Note that the answers are slightly di
ff
erent because in
R
the function states: “this
method does not use the concept of adding 2 successes and 2 failures,”but rather uses
the formulas explicitly described in [the paper]”. Hence we
recommend and encour
age the use of software
. However, the software doesn’t compute one sided so that has
to be done by manually.
Example
3.8
A map and GPS application for a smartphone was tested for accuracy.
The experiment yielded 26 error out of the 74 trials.
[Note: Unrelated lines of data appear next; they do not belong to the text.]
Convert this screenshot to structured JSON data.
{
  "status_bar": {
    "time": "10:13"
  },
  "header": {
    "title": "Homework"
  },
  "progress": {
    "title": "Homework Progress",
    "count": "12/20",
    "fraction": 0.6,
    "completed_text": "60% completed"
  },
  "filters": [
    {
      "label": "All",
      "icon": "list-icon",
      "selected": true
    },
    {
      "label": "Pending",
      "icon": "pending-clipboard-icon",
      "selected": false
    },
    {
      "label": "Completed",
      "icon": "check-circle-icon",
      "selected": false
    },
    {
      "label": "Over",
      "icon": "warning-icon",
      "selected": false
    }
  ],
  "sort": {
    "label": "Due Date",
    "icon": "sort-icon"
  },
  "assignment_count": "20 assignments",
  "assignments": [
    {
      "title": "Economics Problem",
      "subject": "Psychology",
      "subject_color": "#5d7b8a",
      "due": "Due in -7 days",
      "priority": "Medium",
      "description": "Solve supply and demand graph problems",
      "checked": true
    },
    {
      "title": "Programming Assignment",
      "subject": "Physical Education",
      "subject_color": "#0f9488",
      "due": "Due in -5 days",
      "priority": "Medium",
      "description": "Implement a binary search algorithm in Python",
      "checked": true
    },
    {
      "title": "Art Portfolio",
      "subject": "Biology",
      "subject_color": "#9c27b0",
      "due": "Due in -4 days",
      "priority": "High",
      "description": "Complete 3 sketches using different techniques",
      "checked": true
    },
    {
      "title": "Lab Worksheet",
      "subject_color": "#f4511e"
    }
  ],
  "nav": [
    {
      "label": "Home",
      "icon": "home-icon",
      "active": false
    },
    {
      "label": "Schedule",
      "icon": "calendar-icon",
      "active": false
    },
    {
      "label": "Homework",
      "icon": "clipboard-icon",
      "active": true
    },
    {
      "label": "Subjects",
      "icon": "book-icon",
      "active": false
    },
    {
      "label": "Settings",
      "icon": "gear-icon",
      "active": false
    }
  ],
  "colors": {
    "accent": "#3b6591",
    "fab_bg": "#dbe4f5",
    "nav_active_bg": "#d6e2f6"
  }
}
Find the 90% C.I. for the propor
tion of errors.
Since
n
= 74 and
x
= 26, then ˜
n
= 74 + 4 and ˜
p
= (26 + 2)
/
78 = 0
.
359. Hence the 90%
C.I. for
p
is
0
.
359
∓
z
1

0
.
05

{z
}
1
.
645
r
0
.
359(1

0
.
359)
78
→
(0
.
2696337
,
0
.
4483151)
or in
R:
> library(binom) #may need to first install package
> binom.confint(26,74,0.90,methods="ac")
method
x
n
mean
lower
upper
1 agresticoull 26 74 0.3513514 0.2666357 0.4465532
3.2.2
Large sample hypothesis test
Let
X
be the number of successes in
n
Bernoulli trials with probability of success
p
, then
X
∼
Bin(
n,p
). We know by the the C.L.T. that under certain regularity conditions, then
ˆ
p
∼
N
p,
p
(1

p
)
n
!
.
To test
(i) H
0
:
p
≤
p
0
vs H
a
:
p > p
0
(ii) H
0
:
p
≥
p
0
vs H
a
:
p < p
0
(iii) H
0
:
p
=
p
0
vs H
a
:
p
,
p
0
The test statistic equivalent to the
AgrestiCoull
method is
T .S.
=
˜
p

p
0
q
˜
p
(1

˜
p
)
˜
n
H
0
∼
N
(0
,
1)
Reject the null if
Chapter 3. Inference for One Population
75
(i) pvalue=
P
(
Z
≥
T .S.
)
< α
(ii) pvalue=
P
(
Z
≤
T .S.
)
< α
(iii) pvalue=
P
(

Z
 ≥ 
T .S.

)
< α
Example 3.9
In example
3.8
, if we wished to test whether the proportion of errors is
less than half the time then, H
a
:
p <
0
.
5.
T .S.
=
28
/
78

0
.
5
q
28
/
78(1

28
/
78)
78
=

2
.
596426
with pvalue = 0.00470996
< α
= 0
.
10, so reject the null. In a way, we kind of knew
from the previous C.I. since the upper limit of the interval was 0.4483 which is less
than than 0.5.
R
code
3.3
Multiple methods and (software) functions exists for performing such
inference such as
prop.test
, but this does not perform the AgrestiCoull method.
3.3
Inference for Population Variance
The sample statistic
s
2
is widely used as the point estimate for the population variance
σ
2
,
and similar to the sample mean it varies from sample to sample and has a sampling distri
bution.
Let
X
1
,...,X
n
be i.i.d.
r.v.’s.
We already have some tools that help us determine the
distribution of
¯
X
=
1
n
∑
n
i
=1
X
i
, a function of the r.v.’s, and hence
¯
X
is a r.v. itself and once a
sample is collected a realization
¯
X
= ¯
x
is observed. Similarly, let
S
2
=
1
n

1
n
X
i
=1
(
X
i

¯
X
)
2
be a function of the r.v.’s
X
1
,...,X
n
and hence is a r.v. itself. A realization of this r.v. is the
sample variance
s
2
.
From Lemma
2.9
if
X
1
,...,X
n
are i.i.d.
N
(
μ,σ
) then
(
n

1)
S
2
σ
2
∼
χ
2
n

1
,
76
3.3. Inference for Population Variance
3.3.1
Confidence interval
0
χ
2
distribution
χ
1
α
2
2
α
2
χ
α
2
2
α
2
1
 α
Figure 3.4:
χ
2
distribution and critical value.
Consequently,
1

α
=
P
χ
2
(
α/
2;
n

1)
<
(
n

1)
S
2
σ
2
< χ
2
(1

α/
2;
n

1)
!
=
P
(
n

1)
S
2
χ
2
(1

α/
2;
n

1)
< σ
2
<
(
n

1)
S
2
χ
2
(
α/
2;
n

1)
which implies that on the long run this interval will contain the true population variance
parameter 100(1

α
)% of the time. Thus, the 100(1

α
)% C.I. for
σ
2
is
(
n

1)
s
2
χ
2
(1

α/
2;
n

1)
,
(
n

1)
s
2
χ
2
(
α/
2;
n

1)
.